SmartRecruiters Blog
woman working at home

How Remote Work Drives Productivity and Expands Talent Pools

One of the most significant ways COVID-19 changed the workplace is by making remote work possible for many types of employees. It turns out that employees like remote work so much that they don’t want to return to normal — or even adapt to hybrid work — because they have not experienced a loss of productivity.

In 2022, the debate about bringing people back to the office reached peak intensity. Companies like Apple and GM announced return-to-the-office policies only to walk back their request after employees protested.

  • A Monster survey revealed that 40% of workers would quit if they were forced to return to the office even one day a week. 
  • According to the Future Forum, the remote work debate was a tug-of-war between executives and employees: non-executives are more than three times as likely as their bosses to want to work fully remotely.

When it comes to hiring, remote work opens up talent pools. Companies can attract candidates who live in faraway states or rural areas – and they might be more likely to be from diverse groups.

  • One survey found that remote jobs attract 2.2x as many candidates as non-remote​ jobs and 2.2x more women.
  • In September 2022, remote job posts on LinkedIn comprised 14% of all posts but received 52% of all US applications.
  • On Ladders, a site for jobs that pay over $100,000 per year, 36% of all postings for professional jobs were remote in 2022, up from 4% in 2019.

The power of remote work is flexibility

Workplace flexibility – on or off-site – is a productivity driver for people who want balance as they attend to life demands or caregiving responsibilities.
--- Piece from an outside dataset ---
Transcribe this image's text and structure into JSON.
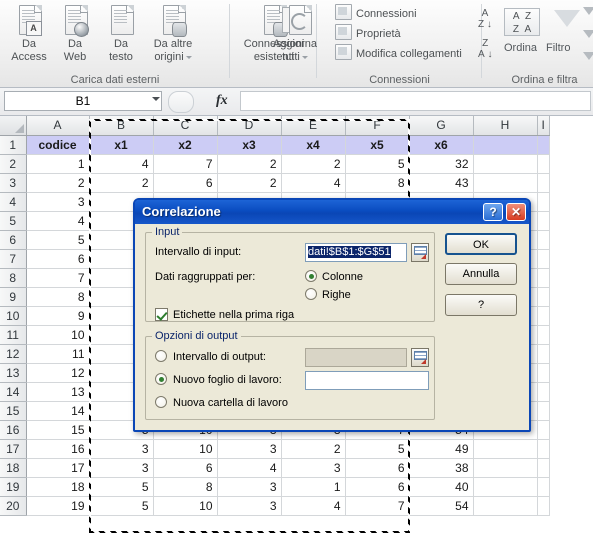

  • Workers with full schedule flexibility report 29% higher productivity and 53% greater ability to focus than those without the ability to shift their schedule. 

The availability of flexible work options has a direct impact on companies’ ability to hire and retain employees.

  • A 2022 survey of CEOs revealed that the number one driver of attrition was the inflexibility of work options and hours.
  • Remote-friendly companies experience 33% lower turnover, demonstrating the importance of hybrid/remote work as a driver for retention as well as productivity. 

Allyn Bailey, Executive Director, SmartRecruiters Hiring Success Services, shared her perspective on hiring in the era of flexible work in Worklife, ‘A lot of messiness’: Will hybrid working ever really work?.

“Those [employers] that are not offering some sort of flexibility or employee autonomy are having a hard time competing for top talent because people just won’t apply. That’s what’s pushing a lot of the HR strategies.”

Questions to consider for remote and hybrid hiring

In 2023, talent leaders will need to consider their teams’ ideal makeup and workflows in the era of distributed work. And recruiters will need to revisit their processes to ensure alignment. Allyn Bailey suggested this future-minded, people-driven approach:

“HR teams need to take a deep breath and ask three questions: What does the real world look like today for people? What does the business need? How do I think about forward-looking strategies rather than trying to retrofit what I thought worked before?”

– Allyn Bailey, Executive Director, Hiring Success Services in Human Resources Director, SmartRecruiters exec: Here’s the problem with hybrid work

As you think about forward-looking strategies, consider the success of your current remote/hybrid processes and look for areas to improve. Here are some additional questions to consider:

  • Which teams work best remotely together? Which positions can we make fully remote? 
  • Which geographic areas will we recruit from? How will this change our recruitment marketing strategy?
  • How will we manage the mix of off- and on-site interviews for candidates hired for hybrid roles? 
  • What promises about time on-site can we make to candidates that we know we can keep? How will we communicate our policies in job ads and during the recruiting process?
  • How will we build an equitable hiring process that evaluates candidates without bias – including proximity bias?
  • What does effective onboarding look like in a hybrid/remote scenario? How can we ensure everyone starts on the same page and is set up for success?

There’s not likely to be one answer to these questions, so you will need recruiting software that can adapt to any scenario – and partners who can guide you. We’d love to help.

Lee Ann Prescott